Task details ▸
Whenever the word "code" appears in a line of the listing, copy that line.

Data for this task ▸

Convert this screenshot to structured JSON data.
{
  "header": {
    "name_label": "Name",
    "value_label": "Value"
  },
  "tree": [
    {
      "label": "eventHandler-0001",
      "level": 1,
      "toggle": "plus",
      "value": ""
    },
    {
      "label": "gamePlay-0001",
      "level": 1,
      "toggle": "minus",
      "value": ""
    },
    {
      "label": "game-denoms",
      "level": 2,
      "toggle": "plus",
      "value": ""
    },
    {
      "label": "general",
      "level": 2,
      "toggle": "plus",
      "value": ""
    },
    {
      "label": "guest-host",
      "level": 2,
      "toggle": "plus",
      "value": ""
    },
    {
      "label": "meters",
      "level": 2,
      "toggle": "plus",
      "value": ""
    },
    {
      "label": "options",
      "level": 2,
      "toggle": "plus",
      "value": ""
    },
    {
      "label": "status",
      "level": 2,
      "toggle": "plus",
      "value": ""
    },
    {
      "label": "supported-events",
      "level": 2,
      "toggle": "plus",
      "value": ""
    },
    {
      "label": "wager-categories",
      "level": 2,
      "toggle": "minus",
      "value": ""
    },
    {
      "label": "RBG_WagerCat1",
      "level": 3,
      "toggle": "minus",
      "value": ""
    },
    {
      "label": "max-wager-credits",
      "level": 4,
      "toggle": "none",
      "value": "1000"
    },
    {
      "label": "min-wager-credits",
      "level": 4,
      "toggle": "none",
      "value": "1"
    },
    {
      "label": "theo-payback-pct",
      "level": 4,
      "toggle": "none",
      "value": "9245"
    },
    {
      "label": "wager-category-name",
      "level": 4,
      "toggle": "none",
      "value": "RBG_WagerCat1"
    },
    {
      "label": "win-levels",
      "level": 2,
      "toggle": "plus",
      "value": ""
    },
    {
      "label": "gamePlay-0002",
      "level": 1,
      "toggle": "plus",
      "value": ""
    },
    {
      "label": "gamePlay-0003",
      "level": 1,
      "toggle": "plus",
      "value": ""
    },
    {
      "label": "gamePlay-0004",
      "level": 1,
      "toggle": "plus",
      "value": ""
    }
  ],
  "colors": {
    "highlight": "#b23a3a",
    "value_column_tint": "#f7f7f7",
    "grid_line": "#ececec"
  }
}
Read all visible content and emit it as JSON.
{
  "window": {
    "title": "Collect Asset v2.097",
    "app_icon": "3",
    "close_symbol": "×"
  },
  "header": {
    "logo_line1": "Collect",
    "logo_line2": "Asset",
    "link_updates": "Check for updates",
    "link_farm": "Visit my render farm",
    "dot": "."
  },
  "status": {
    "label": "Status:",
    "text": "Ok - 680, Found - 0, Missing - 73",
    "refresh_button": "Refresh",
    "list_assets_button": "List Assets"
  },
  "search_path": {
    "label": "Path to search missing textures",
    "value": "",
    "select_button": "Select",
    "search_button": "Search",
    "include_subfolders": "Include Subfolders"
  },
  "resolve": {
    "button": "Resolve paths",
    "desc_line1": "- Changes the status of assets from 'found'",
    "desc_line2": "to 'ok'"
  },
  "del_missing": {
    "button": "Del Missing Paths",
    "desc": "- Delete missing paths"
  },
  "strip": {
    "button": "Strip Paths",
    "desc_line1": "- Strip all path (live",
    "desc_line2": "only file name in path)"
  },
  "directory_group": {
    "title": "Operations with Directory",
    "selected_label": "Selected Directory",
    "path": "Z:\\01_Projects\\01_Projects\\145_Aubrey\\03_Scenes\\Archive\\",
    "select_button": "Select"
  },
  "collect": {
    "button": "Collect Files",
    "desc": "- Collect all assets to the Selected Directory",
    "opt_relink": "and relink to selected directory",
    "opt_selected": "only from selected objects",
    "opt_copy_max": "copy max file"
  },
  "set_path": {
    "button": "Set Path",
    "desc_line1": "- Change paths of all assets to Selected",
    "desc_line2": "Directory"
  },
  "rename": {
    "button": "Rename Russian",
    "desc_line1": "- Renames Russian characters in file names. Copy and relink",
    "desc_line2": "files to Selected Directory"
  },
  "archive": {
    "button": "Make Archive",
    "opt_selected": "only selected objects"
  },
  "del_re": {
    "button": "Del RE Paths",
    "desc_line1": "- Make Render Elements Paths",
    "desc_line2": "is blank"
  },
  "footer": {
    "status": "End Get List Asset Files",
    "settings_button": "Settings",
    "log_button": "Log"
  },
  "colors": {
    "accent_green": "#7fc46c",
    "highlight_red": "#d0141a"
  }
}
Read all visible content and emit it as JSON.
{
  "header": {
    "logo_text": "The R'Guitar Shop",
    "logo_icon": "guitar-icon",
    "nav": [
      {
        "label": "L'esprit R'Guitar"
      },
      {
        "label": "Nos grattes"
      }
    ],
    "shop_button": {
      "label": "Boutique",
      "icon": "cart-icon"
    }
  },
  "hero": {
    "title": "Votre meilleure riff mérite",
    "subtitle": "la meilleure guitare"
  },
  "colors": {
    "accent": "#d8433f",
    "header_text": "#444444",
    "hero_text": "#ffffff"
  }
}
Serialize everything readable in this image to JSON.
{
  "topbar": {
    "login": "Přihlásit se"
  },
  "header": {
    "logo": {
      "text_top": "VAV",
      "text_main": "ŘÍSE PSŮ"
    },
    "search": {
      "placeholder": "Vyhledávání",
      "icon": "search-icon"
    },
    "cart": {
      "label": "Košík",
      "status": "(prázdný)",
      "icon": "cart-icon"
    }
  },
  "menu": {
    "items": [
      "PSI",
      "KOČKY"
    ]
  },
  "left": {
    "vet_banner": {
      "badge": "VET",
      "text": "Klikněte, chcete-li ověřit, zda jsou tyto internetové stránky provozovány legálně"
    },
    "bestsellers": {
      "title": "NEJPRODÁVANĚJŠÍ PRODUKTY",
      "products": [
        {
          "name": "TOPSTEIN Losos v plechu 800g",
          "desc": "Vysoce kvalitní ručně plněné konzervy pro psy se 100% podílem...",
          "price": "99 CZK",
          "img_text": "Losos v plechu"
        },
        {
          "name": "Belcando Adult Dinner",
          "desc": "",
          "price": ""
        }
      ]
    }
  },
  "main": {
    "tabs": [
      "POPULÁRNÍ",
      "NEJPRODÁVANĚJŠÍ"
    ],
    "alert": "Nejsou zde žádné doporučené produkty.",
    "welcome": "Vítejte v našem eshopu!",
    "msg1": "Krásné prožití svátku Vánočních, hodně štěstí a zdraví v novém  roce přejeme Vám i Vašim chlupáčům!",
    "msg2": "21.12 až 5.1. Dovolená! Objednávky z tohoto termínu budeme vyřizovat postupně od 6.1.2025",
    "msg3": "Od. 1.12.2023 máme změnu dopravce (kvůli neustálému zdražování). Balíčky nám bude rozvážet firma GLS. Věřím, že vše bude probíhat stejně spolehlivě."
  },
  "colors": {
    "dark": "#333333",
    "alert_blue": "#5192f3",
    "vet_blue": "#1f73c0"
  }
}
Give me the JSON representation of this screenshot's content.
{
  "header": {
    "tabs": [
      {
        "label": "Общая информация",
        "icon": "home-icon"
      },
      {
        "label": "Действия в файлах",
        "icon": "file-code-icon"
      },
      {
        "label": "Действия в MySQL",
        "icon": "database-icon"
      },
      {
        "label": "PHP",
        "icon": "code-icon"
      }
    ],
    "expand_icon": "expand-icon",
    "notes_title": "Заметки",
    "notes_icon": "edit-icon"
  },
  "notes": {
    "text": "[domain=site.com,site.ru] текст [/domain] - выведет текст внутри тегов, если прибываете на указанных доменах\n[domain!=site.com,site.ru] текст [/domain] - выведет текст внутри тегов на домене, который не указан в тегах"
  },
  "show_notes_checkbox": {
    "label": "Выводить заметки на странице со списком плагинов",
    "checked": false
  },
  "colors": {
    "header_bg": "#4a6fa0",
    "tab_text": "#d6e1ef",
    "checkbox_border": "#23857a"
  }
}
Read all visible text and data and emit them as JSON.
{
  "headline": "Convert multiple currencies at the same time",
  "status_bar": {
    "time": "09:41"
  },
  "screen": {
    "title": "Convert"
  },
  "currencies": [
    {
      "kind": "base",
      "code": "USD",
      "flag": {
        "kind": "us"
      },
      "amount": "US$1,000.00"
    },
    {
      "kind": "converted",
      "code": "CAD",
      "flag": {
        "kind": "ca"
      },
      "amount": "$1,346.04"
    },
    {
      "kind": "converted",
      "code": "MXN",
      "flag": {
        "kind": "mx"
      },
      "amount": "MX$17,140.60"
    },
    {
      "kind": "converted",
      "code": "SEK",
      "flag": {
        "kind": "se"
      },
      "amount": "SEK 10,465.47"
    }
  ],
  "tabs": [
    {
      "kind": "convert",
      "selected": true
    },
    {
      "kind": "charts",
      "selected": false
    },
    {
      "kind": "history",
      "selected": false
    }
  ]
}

Solution to the problem ▸
        "icon": "file-code-icon"
        "icon": "code-icon"
      "code": "USD",
      "code": "CAD",
      "code": "MXN",
      "code": "SEK",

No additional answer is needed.